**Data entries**
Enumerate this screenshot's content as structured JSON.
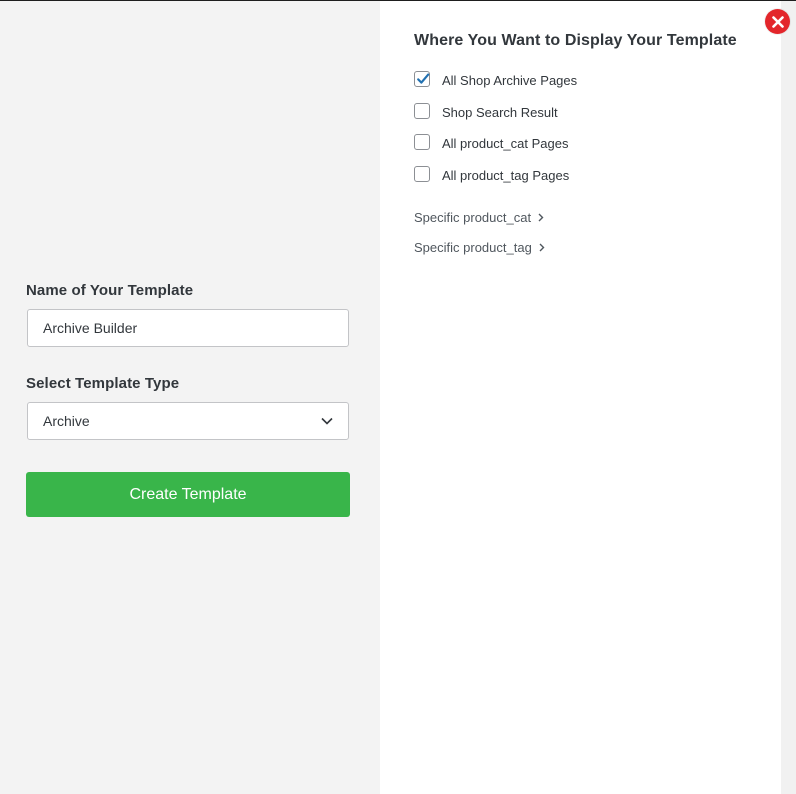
{
  "form": {
    "name_label": "Name of Your Template",
    "name_value": "Archive Builder",
    "type_label": "Select Template Type",
    "type_selected": "Archive",
    "create_button": "Create Template",
    "button_color": "#39b54a"
  },
  "display": {
    "title": "Where You Want to Display Your Template",
    "options": [
      {
        "label": "All Shop Archive Pages",
        "checked": true
      },
      {
        "label": "Shop Search Result",
        "checked": false
      },
      {
        "label": "All product_cat Pages",
        "checked": false
      },
      {
        "label": "All product_tag Pages",
        "checked": false
      }
    ],
    "specific": [
      {
        "label": "Specific product_cat"
      },
      {
        "label": "Specific product_tag"
      }
    ]
  },
  "close": {
    "icon": "close-icon",
    "color": "#e3262b"
  },
  "accent_check_color": "#2271b1"
}
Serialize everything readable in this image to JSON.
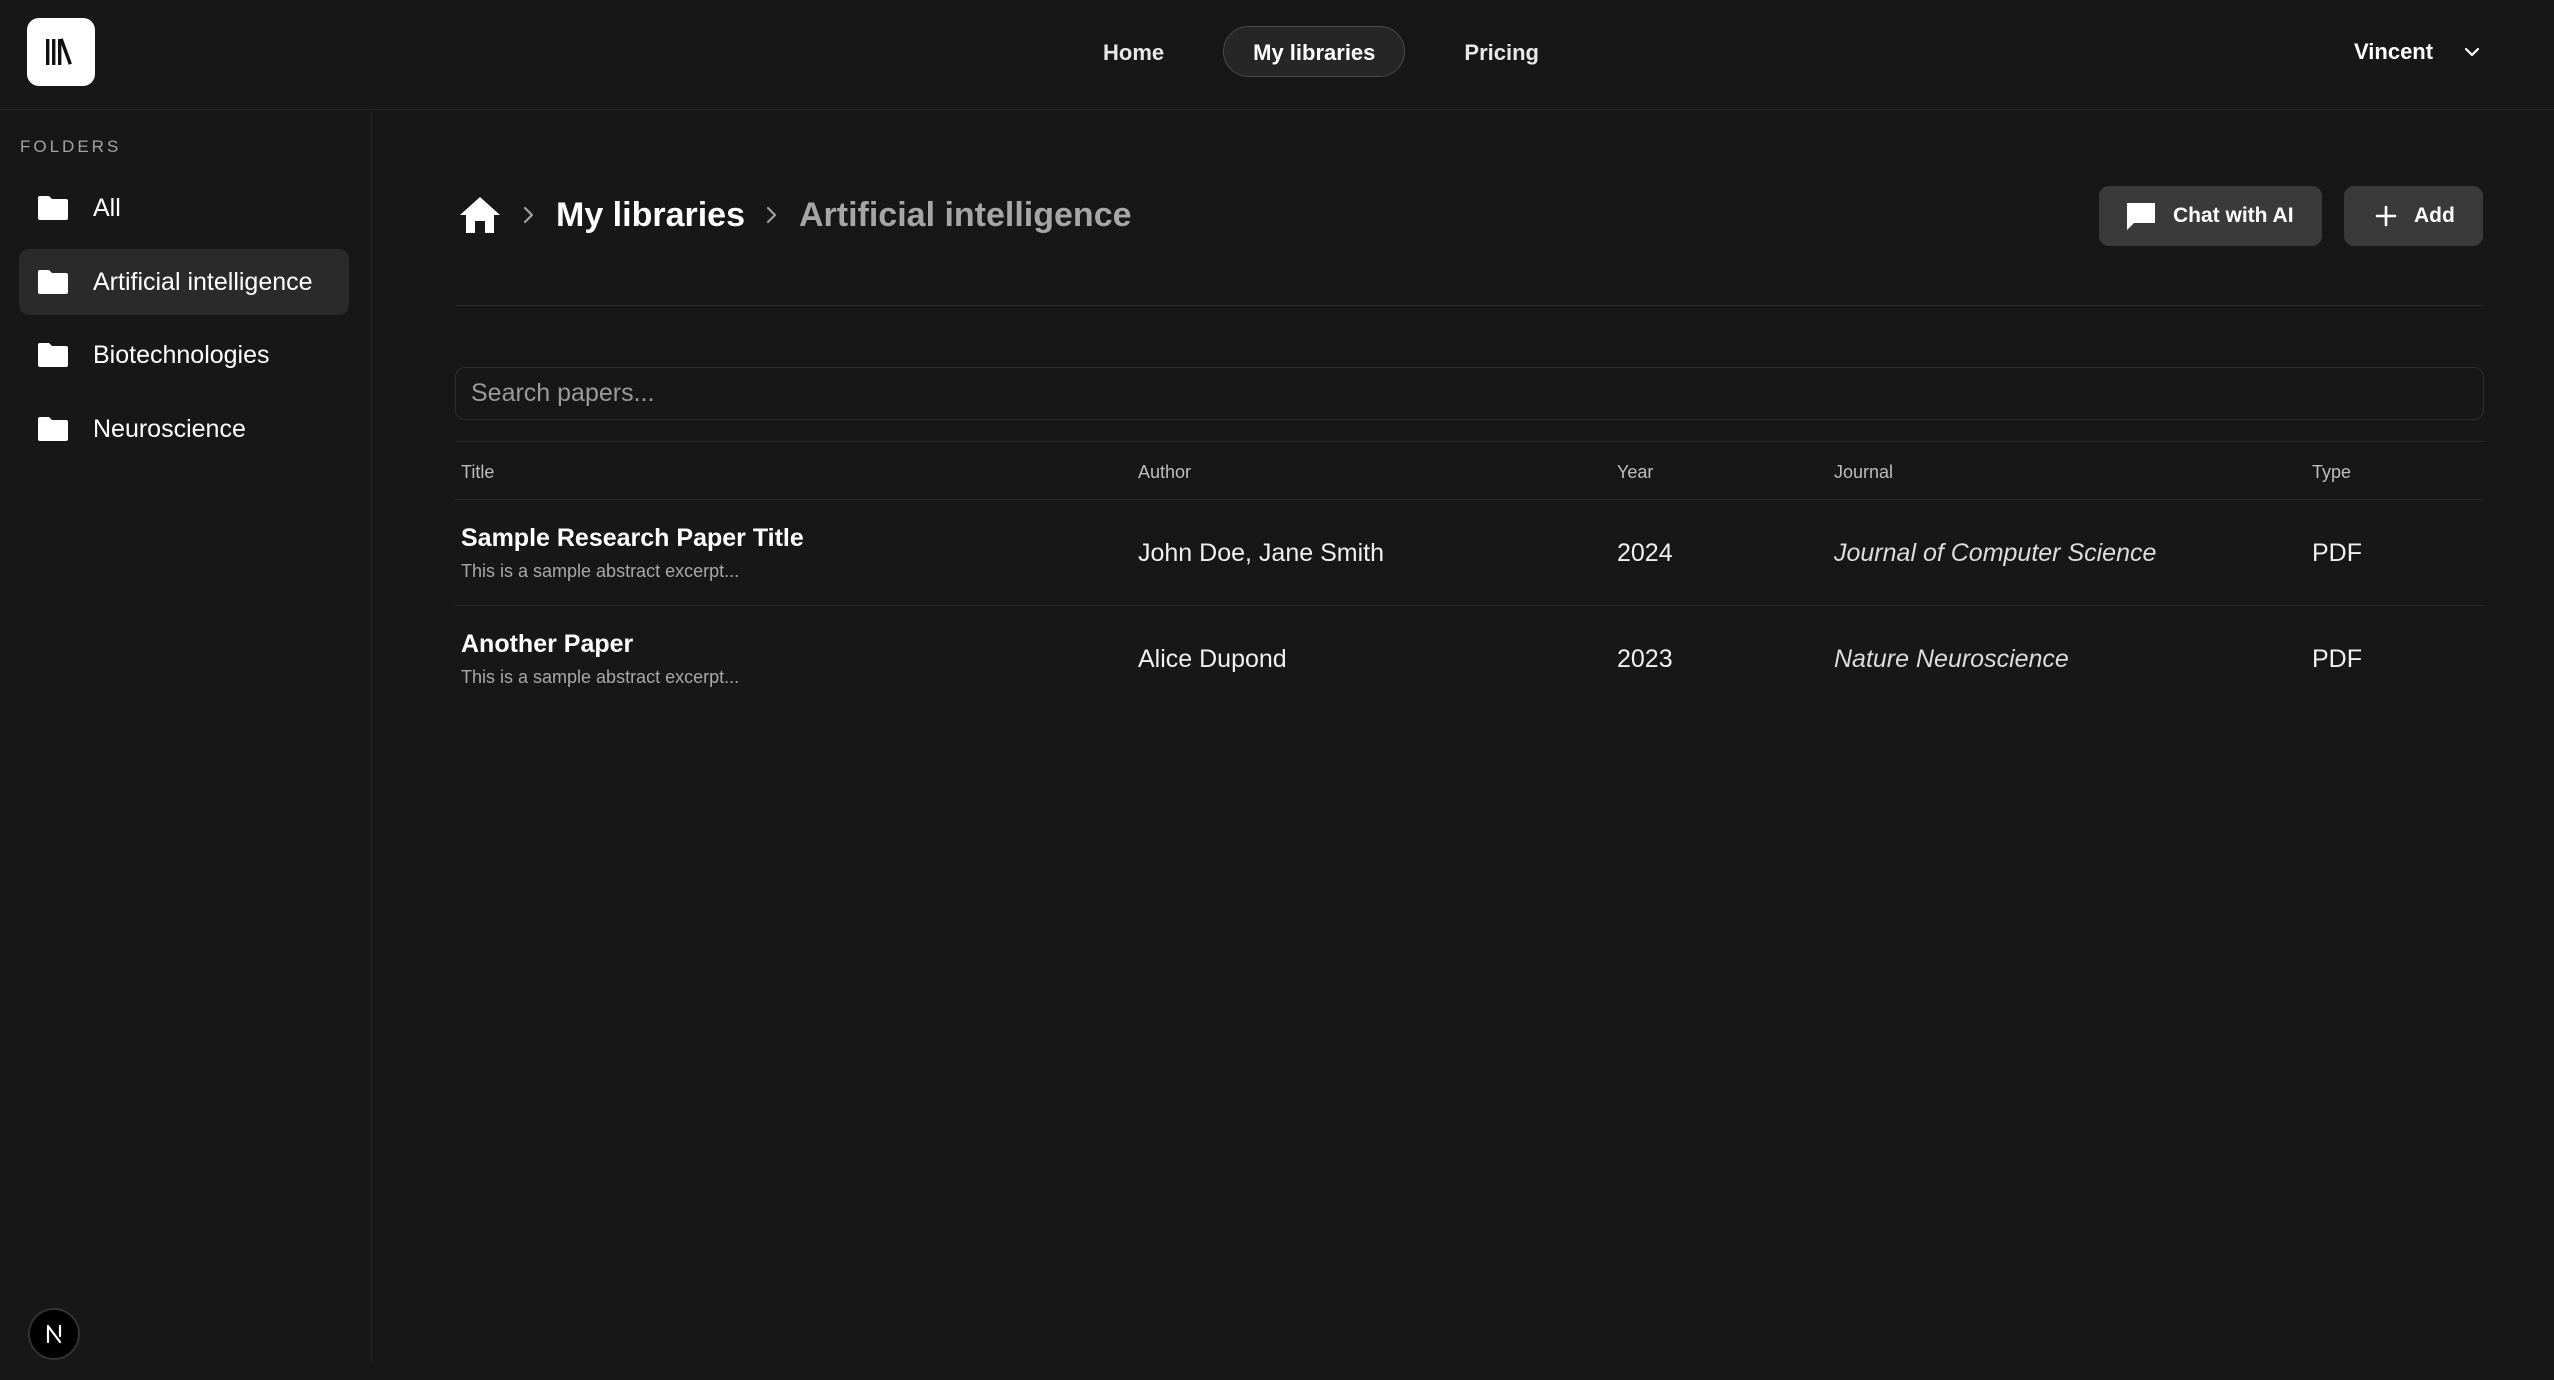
{
  "nav": {
    "logo_icon": "library-books-icon",
    "items": [
      {
        "label": "Home",
        "active": false
      },
      {
        "label": "My libraries",
        "active": true
      },
      {
        "label": "Pricing",
        "active": false
      }
    ],
    "user": {
      "name": "Vincent",
      "menu_icon": "chevron-down-icon"
    }
  },
  "sidebar": {
    "heading": "FOLDERS",
    "folders": [
      {
        "label": "All",
        "active": false,
        "icon": "folder-icon"
      },
      {
        "label": "Artificial intelligence",
        "active": true,
        "icon": "folder-icon"
      },
      {
        "label": "Biotechnologies",
        "active": false,
        "icon": "folder-icon"
      },
      {
        "label": "Neuroscience",
        "active": false,
        "icon": "folder-icon"
      }
    ],
    "badge": "N"
  },
  "breadcrumb": {
    "home_icon": "home-icon",
    "items": [
      "My libraries",
      "Artificial intelligence"
    ]
  },
  "actions": {
    "chat_label": "Chat with AI",
    "chat_icon": "chat-bubble-icon",
    "add_label": "Add",
    "add_icon": "plus-icon"
  },
  "search": {
    "placeholder": "Search papers...",
    "value": ""
  },
  "table": {
    "columns": [
      "Title",
      "Author",
      "Year",
      "Journal",
      "Type"
    ],
    "rows": [
      {
        "title": "Sample Research Paper Title",
        "abstract": "This is a sample abstract excerpt...",
        "author": "John Doe, Jane Smith",
        "year": "2024",
        "journal": "Journal of Computer Science",
        "type": "PDF"
      },
      {
        "title": "Another Paper",
        "abstract": "This is a sample abstract excerpt...",
        "author": "Alice Dupond",
        "year": "2023",
        "journal": "Nature Neuroscience",
        "type": "PDF"
      }
    ]
  },
  "colors": {
    "background": "#171717",
    "active_surface": "#2a2a2a",
    "button": "#3a3a3a",
    "text": "#ffffff",
    "muted": "#a3a3a3"
  }
}
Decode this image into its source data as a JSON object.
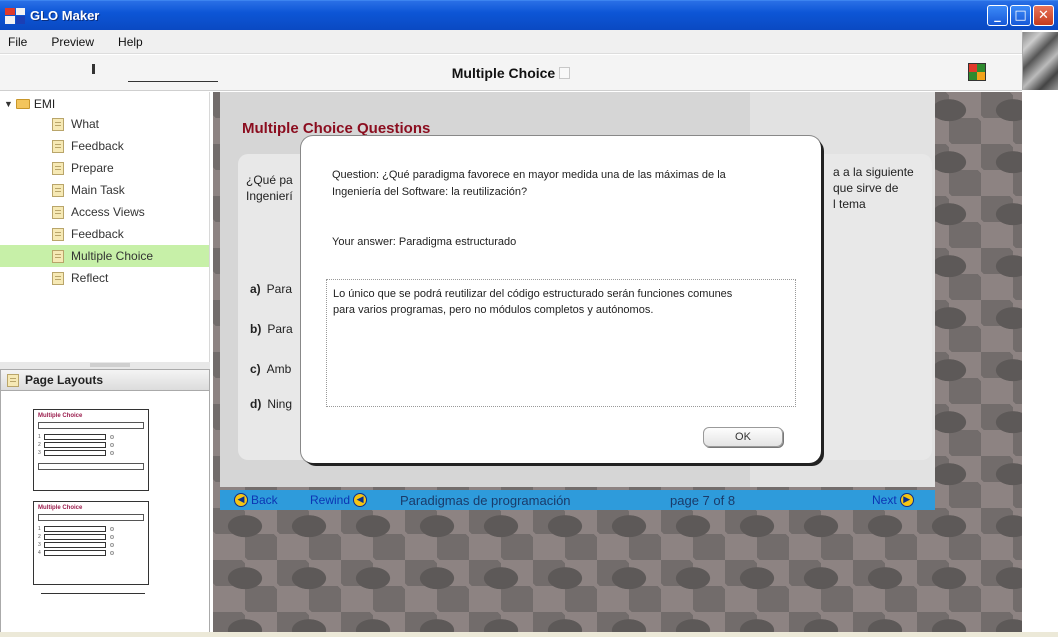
{
  "window": {
    "title": "GLO Maker",
    "buttons": {
      "minimize": "_",
      "maximize": "□",
      "close": "✕"
    }
  },
  "menu": [
    "File",
    "Preview",
    "Help"
  ],
  "toolbar": {
    "page_title": "Multiple Choice"
  },
  "tree": {
    "root": "EMI",
    "items": [
      {
        "label": "What"
      },
      {
        "label": "Feedback"
      },
      {
        "label": "Prepare"
      },
      {
        "label": "Main Task"
      },
      {
        "label": "Access Views"
      },
      {
        "label": "Feedback"
      },
      {
        "label": "Multiple Choice",
        "selected": true
      },
      {
        "label": "Reflect"
      }
    ]
  },
  "layouts": {
    "title": "Page Layouts",
    "thumbs": [
      {
        "title": "Multiple Choice",
        "rows": [
          "1",
          "2",
          "3"
        ]
      },
      {
        "title": "Multiple Choice",
        "rows": [
          "1",
          "2",
          "3",
          "4"
        ]
      }
    ]
  },
  "content": {
    "heading": "Multiple Choice Questions",
    "question_left_1": "¿Qué pa",
    "question_left_2": "Ingenierí",
    "question_right_1": "a a la siguiente",
    "question_right_2": "que sirve de",
    "question_right_3": "l tema",
    "options": [
      {
        "letter": "a)",
        "text": "Para"
      },
      {
        "letter": "b)",
        "text": "Para"
      },
      {
        "letter": "c)",
        "text": "Amb"
      },
      {
        "letter": "d)",
        "text": "Ning"
      }
    ]
  },
  "nav": {
    "back": "Back",
    "rewind": "Rewind",
    "topic": "Paradigmas de programación",
    "page": "page 7 of 8",
    "next": "Next"
  },
  "modal": {
    "question_line1": "Question: ¿Qué paradigma favorece en mayor medida una de las máximas de la",
    "question_line2": "Ingeniería del Software: la reutilización?",
    "answer": "Your answer: Paradigma estructurado",
    "feedback_line1": "Lo único que se podrá reutilizar del código estructurado serán funciones comunes",
    "feedback_line2": "para varios programas, pero no módulos completos y autónomos.",
    "ok": "OK"
  },
  "colors": {
    "titlebar": "#0d56d6",
    "selected_item": "#c7f0a8",
    "heading": "#8b0d1f",
    "navbar": "#2e9bdb",
    "nav_icon": "#f5c515"
  }
}
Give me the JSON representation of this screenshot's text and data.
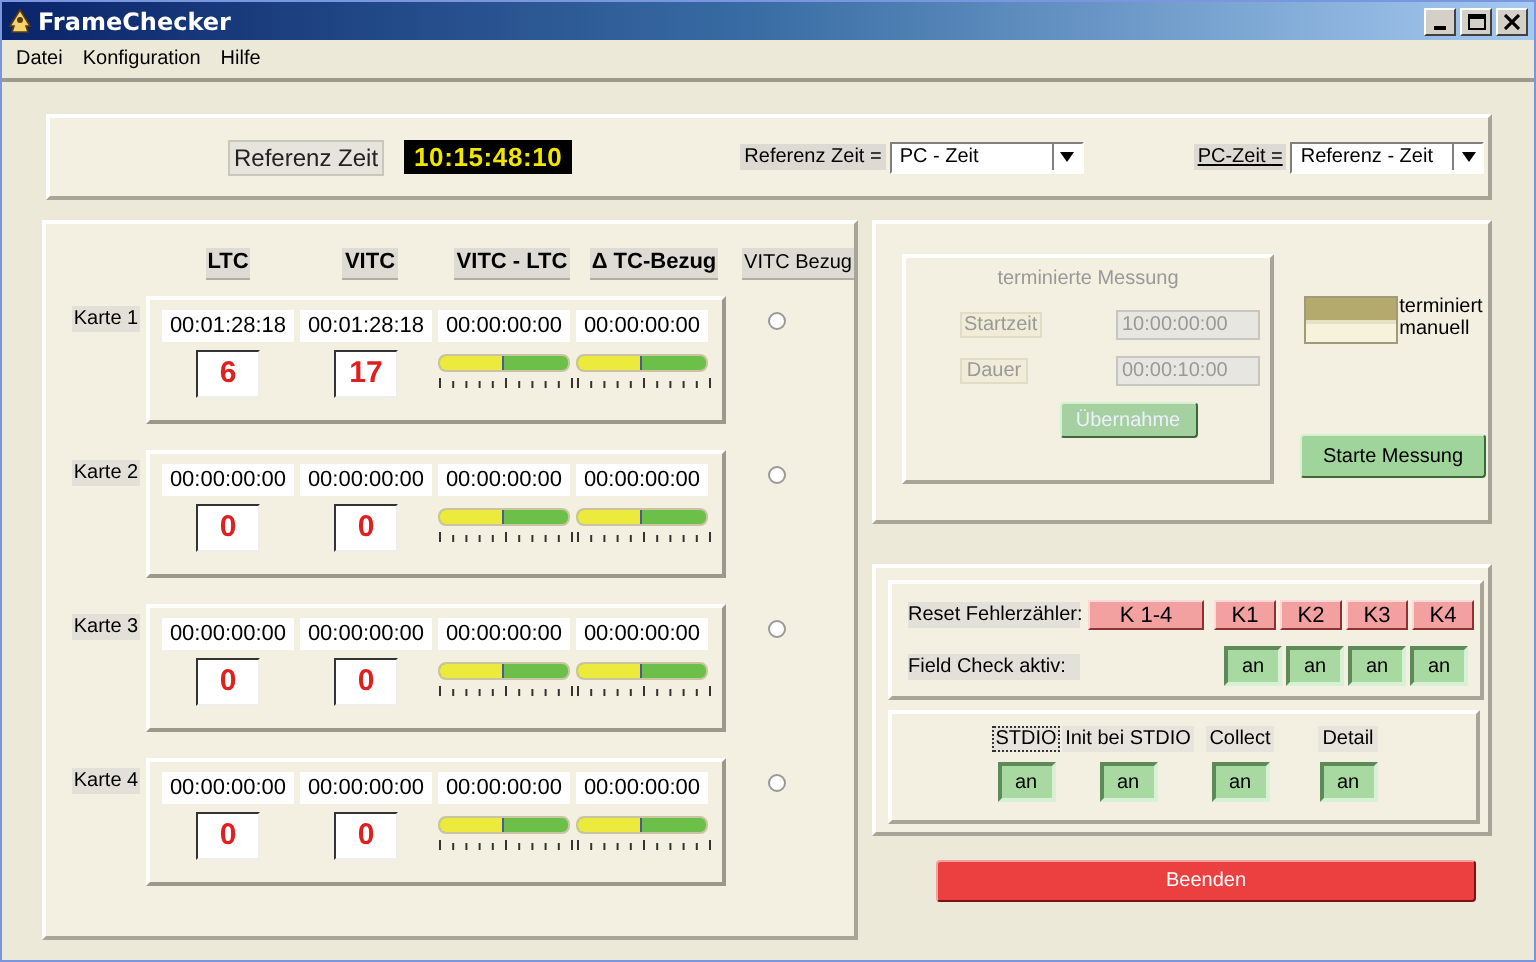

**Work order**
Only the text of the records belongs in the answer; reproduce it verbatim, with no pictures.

**Response below**
Enumerate this screenshot's content as structured JSON.
{
  "form": {
    "name_label": "Name of Your Template",
    "name_value": "Archive Builder",
    "type_label": "Select Template Type",
    "type_selected": "Archive",
    "create_button": "Create Template",
    "button_color": "#39b54a"
  },
  "display": {
    "title": "Where You Want to Display Your Template",
    "options": [
      {
        "label": "All Shop Archive Pages",
        "checked": true
      },
      {
        "label": "Shop Search Result",
        "checked": false
      },
      {
        "label": "All product_cat Pages",
        "checked": false
      },
      {
        "label": "All product_tag Pages",
        "checked": false
      }
    ],
    "specific": [
      {
        "label": "Specific product_cat"
      },
      {
        "label": "Specific product_tag"
      }
    ]
  },
  "close": {
    "icon": "close-icon",
    "color": "#e3262b"
  },
  "accent_check_color": "#2271b1"
}
Serialize everything readable in this image to JSON.
{
  "nav": {
    "logo_icon": "library-books-icon",
    "items": [
      {
        "label": "Home",
        "active": false
      },
      {
        "label": "My libraries",
        "active": true
      },
      {
        "label": "Pricing",
        "active": false
      }
    ],
    "user": {
      "name": "Vincent",
      "menu_icon": "chevron-down-icon"
    }
  },
  "sidebar": {
    "heading": "FOLDERS",
    "folders": [
      {
        "label": "All",
        "active": false,
        "icon": "folder-icon"
      },
      {
        "label": "Artificial intelligence",
        "active": true,
        "icon": "folder-icon"
      },
      {
        "label": "Biotechnologies",
        "active": false,
        "icon": "folder-icon"
      },
      {
        "label": "Neuroscience",
        "active": false,
        "icon": "folder-icon"
      }
    ],
    "badge": "N"
  },
  "breadcrumb": {
    "home_icon": "home-icon",
    "items": [
      "My libraries",
      "Artificial intelligence"
    ]
  },
  "actions": {
    "chat_label": "Chat with AI",
    "chat_icon": "chat-bubble-icon",
    "add_label": "Add",
    "add_icon": "plus-icon"
  },
  "search": {
    "placeholder": "Search papers...",
    "value": ""
  },
  "table": {
    "columns": [
      "Title",
      "Author",
      "Year",
      "Journal",
      "Type"
    ],
    "rows": [
      {
        "title": "Sample Research Paper Title",
        "abstract": "This is a sample abstract excerpt...",
        "author": "John Doe, Jane Smith",
        "year": "2024",
        "journal": "Journal of Computer Science",
        "type": "PDF"
      },
      {
        "title": "Another Paper",
        "abstract": "This is a sample abstract excerpt...",
        "author": "Alice Dupond",
        "year": "2023",
        "journal": "Nature Neuroscience",
        "type": "PDF"
      }
    ]
  },
  "colors": {
    "background": "#171717",
    "active_surface": "#2a2a2a",
    "button": "#3a3a3a",
    "text": "#ffffff",
    "muted": "#a3a3a3"
  }
}
Decode this image into its source data as a JSON object.
{
  "window": {
    "title": "GLO Maker",
    "buttons": {
      "minimize": "_",
      "maximize": "□",
      "close": "✕"
    }
  },
  "menu": [
    "File",
    "Preview",
    "Help"
  ],
  "toolbar": {
    "page_title": "Multiple Choice"
  },
  "tree": {
    "root": "EMI",
    "items": [
      {
        "label": "What"
      },
      {
        "label": "Feedback"
      },
      {
        "label": "Prepare"
      },
      {
        "label": "Main Task"
      },
      {
        "label": "Access Views"
      },
      {
        "label": "Feedback"
      },
      {
        "label": "Multiple Choice",
        "selected": true
      },
      {
        "label": "Reflect"
      }
    ]
  },
  "layouts": {
    "title": "Page Layouts",
    "thumbs": [
      {
        "title": "Multiple Choice",
        "rows": [
          "1",
          "2",
          "3"
        ]
      },
      {
        "title": "Multiple Choice",
        "rows": [
          "1",
          "2",
          "3",
          "4"
        ]
      }
    ]
  },
  "content": {
    "heading": "Multiple Choice Questions",
    "question_left_1": "¿Qué pa",
    "question_left_2": "Ingenierí",
    "question_right_1": "a a la siguiente",
    "question_right_2": "que sirve de",
    "question_right_3": "l tema",
    "options": [
      {
        "letter": "a)",
        "text": "Para"
      },
      {
        "letter": "b)",
        "text": "Para"
      },
      {
        "letter": "c)",
        "text": "Amb"
      },
      {
        "letter": "d)",
        "text": "Ning"
      }
    ]
  },
  "nav": {
    "back": "Back",
    "rewind": "Rewind",
    "topic": "Paradigmas de programación",
    "page": "page 7 of 8",
    "next": "Next"
  },
  "modal": {
    "question_line1": "Question: ¿Qué paradigma favorece en mayor medida una de las máximas de la",
    "question_line2": "Ingeniería del Software: la reutilización?",
    "answer": "Your answer: Paradigma estructurado",
    "feedback_line1": "Lo único que se podrá reutilizar del código estructurado serán funciones comunes",
    "feedback_line2": "para varios programas, pero no módulos completos y autónomos.",
    "ok": "OK"
  },
  "colors": {
    "titlebar": "#0d56d6",
    "selected_item": "#c7f0a8",
    "heading": "#8b0d1f",
    "navbar": "#2e9bdb",
    "nav_icon": "#f5c515"
  }
}
Give me the JSON representation of this screenshot's text and data.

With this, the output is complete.